The majority of the individuals who occupy musical spaces are women- they flow with consistent changes and claim territory within this ambiguous industry. Artists like Rico Nasty, Noname, and Jill Scott are just some of the many black female musicians who write music based off of their personal history with sex and feminine journeys. Although the masses are re embracing
female sexuality in rap, there is an ongoing conversation centered around how women are being too “vulgar” or “sexual”. The idea that women are being too “sexual” reinforces the idea that female sexuality should be nonexistent or stagnant.
Female rappers like Queen Latifah, MC Lyte, Foxy Brown and Lil Kim stand as pioneers for not only women, but the hip hop community. In Latifah’s early years, she based her artistry off of the black experience, female sexualty and misogyny. In her song, “Turn You On”, she blatantly expressed her frustration with men who assumed they could have sex with her just becasue she is a woman.
People feel enraged because black women have taken ownership over themselves. Black women have never been allowed to admire themselves, their skin which glows with ambiguous shades, big lips, wide noses. If black women have not been allowed to love themselves, then it should not come as a shock for a handful of black female artists to reverberate this internalized issue.

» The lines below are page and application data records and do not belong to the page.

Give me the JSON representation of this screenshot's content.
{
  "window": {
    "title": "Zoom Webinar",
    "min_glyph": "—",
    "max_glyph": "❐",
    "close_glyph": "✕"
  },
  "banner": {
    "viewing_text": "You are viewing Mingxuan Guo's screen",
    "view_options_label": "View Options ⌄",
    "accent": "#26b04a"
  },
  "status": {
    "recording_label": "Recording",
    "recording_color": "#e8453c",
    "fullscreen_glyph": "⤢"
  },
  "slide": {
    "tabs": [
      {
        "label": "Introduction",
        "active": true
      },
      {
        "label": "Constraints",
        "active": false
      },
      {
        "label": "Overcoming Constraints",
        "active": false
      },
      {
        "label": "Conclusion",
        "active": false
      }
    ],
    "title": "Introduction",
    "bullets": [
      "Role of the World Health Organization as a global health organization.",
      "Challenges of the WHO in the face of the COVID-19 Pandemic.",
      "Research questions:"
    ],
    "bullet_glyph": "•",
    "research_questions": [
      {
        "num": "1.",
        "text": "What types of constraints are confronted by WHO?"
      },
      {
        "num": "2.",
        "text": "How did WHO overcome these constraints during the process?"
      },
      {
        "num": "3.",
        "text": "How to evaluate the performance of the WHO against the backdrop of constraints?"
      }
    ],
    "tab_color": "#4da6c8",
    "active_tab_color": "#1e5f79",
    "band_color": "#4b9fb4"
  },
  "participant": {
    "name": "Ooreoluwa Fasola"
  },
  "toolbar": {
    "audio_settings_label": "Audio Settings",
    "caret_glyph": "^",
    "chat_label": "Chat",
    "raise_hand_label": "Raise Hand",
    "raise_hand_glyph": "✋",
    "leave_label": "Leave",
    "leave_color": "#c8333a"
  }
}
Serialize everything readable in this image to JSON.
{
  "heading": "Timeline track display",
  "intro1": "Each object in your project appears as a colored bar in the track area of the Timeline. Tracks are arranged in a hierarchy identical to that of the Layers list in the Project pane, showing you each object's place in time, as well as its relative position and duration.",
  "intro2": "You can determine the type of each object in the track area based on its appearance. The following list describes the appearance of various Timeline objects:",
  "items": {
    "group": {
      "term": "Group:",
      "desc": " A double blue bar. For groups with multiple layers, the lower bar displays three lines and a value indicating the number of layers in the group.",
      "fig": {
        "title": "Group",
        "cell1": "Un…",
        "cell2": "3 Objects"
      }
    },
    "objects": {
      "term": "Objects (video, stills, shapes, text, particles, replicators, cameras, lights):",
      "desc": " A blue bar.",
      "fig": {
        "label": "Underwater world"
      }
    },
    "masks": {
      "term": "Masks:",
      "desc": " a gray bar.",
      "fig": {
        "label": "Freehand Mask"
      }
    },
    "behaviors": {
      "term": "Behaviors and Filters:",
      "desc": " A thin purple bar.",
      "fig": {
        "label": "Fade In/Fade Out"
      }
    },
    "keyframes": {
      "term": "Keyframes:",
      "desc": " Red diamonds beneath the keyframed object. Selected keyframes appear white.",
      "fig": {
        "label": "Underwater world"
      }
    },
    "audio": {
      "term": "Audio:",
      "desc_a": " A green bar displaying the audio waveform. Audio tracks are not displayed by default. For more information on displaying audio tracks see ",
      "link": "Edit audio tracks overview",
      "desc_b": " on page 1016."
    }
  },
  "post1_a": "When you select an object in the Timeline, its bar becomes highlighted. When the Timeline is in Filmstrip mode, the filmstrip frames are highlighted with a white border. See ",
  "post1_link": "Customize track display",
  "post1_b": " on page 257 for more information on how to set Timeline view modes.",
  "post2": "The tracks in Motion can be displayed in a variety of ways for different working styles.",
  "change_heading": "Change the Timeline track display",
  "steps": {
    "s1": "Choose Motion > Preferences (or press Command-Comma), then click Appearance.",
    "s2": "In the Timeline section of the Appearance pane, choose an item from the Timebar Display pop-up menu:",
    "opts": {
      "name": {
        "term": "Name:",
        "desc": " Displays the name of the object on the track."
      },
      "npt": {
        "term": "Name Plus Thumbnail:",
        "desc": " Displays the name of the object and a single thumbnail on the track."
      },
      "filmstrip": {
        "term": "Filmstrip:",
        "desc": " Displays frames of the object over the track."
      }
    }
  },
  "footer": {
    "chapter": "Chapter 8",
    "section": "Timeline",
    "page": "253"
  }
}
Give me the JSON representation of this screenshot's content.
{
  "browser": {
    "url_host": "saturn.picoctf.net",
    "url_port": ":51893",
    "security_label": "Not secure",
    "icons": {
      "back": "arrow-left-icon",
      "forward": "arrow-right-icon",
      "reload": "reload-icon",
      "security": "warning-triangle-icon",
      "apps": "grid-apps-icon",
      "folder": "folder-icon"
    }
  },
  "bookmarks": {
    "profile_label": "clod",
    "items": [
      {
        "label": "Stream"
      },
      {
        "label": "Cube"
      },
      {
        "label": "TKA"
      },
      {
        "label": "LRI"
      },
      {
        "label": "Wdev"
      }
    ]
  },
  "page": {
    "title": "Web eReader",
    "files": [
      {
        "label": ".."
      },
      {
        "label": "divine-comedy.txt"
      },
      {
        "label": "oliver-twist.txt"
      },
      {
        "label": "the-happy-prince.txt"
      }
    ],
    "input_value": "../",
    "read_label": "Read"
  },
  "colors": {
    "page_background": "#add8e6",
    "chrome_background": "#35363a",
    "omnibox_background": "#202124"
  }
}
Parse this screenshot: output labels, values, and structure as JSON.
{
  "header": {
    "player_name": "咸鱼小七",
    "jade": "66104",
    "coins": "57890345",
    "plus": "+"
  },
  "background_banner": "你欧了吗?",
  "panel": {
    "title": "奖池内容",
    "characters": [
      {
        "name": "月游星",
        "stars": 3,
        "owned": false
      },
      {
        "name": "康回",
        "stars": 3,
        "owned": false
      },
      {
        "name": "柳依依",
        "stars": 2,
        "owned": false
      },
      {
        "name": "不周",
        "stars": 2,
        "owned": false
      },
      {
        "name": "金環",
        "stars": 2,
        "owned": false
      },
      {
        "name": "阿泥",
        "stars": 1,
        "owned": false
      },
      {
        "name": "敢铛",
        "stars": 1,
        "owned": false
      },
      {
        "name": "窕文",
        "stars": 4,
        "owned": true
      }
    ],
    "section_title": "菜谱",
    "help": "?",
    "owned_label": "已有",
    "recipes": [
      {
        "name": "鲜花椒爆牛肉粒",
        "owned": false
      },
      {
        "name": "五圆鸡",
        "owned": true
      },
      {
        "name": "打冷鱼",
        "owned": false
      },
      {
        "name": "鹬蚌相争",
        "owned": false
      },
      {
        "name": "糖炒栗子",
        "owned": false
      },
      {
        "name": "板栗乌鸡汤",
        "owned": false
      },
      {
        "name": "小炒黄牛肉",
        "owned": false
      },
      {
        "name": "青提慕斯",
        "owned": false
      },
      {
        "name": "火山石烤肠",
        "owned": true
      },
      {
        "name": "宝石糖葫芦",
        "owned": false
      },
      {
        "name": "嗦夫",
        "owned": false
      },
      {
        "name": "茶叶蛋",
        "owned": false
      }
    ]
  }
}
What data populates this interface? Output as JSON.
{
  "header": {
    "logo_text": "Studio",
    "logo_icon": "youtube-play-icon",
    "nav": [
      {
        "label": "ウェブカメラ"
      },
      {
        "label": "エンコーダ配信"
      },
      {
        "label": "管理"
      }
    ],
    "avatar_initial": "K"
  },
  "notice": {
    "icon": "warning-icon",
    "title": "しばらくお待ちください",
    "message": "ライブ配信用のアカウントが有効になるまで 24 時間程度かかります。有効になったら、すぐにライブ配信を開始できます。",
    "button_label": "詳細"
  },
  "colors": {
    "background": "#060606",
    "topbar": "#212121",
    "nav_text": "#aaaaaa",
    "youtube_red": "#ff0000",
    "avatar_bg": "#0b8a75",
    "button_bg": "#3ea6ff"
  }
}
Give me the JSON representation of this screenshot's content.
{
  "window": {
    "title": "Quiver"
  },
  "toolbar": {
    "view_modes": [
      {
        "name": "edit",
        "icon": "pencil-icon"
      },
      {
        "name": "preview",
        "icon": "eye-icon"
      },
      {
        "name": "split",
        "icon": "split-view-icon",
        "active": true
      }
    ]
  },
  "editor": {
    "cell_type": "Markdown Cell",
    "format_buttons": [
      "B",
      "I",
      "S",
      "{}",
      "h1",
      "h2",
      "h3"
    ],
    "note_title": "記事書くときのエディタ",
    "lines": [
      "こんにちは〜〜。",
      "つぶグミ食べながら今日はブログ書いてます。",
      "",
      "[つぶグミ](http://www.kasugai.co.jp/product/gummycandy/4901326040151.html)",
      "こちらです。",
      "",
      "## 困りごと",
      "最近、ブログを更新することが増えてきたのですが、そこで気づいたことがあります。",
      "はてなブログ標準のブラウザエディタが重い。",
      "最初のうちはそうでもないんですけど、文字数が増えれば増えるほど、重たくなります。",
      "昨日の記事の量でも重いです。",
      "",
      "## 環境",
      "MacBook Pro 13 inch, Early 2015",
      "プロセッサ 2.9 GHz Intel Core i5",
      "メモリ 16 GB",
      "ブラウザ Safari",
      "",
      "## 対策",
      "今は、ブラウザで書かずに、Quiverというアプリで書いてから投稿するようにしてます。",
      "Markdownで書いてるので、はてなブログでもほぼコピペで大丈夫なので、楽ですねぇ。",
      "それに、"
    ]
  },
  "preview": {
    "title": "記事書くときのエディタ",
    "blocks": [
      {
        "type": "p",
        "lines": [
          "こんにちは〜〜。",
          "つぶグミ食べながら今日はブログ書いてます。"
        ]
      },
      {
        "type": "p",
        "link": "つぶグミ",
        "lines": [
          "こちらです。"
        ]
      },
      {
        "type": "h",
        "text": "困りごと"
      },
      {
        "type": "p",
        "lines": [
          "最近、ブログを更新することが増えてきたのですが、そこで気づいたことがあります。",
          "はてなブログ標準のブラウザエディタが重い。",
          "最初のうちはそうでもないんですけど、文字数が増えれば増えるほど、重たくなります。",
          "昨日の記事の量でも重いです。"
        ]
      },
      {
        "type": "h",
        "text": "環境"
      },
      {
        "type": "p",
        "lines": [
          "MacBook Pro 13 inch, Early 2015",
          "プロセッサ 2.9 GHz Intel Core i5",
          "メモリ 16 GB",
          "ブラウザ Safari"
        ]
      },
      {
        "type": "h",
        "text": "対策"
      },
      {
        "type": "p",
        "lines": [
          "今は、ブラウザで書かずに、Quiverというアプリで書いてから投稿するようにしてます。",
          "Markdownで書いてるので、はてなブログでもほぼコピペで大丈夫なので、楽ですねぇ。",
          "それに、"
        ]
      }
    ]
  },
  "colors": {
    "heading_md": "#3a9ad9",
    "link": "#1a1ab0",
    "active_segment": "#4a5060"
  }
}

If male rappers could acknowledge their privilege, hop off of their chains and busted fashion nova jeans and create a dialogue about misogyny in the community, so much misogyny could be uplifted from this industry. Female rappers have yelled and taken action about their mistreatment for years, but their male counterparts have done nothing in return.